# WHAT IS NEEDED
Reproduce every record below, character by character.

# DATA FOR PROCESSING
────────
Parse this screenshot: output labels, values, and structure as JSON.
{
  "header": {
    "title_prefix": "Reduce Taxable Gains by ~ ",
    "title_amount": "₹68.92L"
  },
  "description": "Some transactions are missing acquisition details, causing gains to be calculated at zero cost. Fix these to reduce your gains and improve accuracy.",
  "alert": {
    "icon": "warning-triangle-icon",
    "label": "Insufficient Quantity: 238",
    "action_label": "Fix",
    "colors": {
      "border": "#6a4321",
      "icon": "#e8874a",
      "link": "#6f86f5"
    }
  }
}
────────
# THE COMPLETED TASK
Parse this screenshot: output labels, values, and structure as JSON.
{
  "header": {
    "title_prefix": "Reduce Taxable Gains by ~ ",
    "title_amount": "₹68.92L"
  },
  "description": "Some transactions are missing acquisition details, causing gains to be calculated at zero cost. Fix these to reduce your gains and improve accuracy.",
  "alert": {
    "icon": "warning-triangle-icon",
    "label": "Insufficient Quantity: 238",
    "action_label": "Fix",
    "colors": {
      "border": "#6a4321",
      "icon": "#e8874a",
      "link": "#6f86f5"
    }
  }
}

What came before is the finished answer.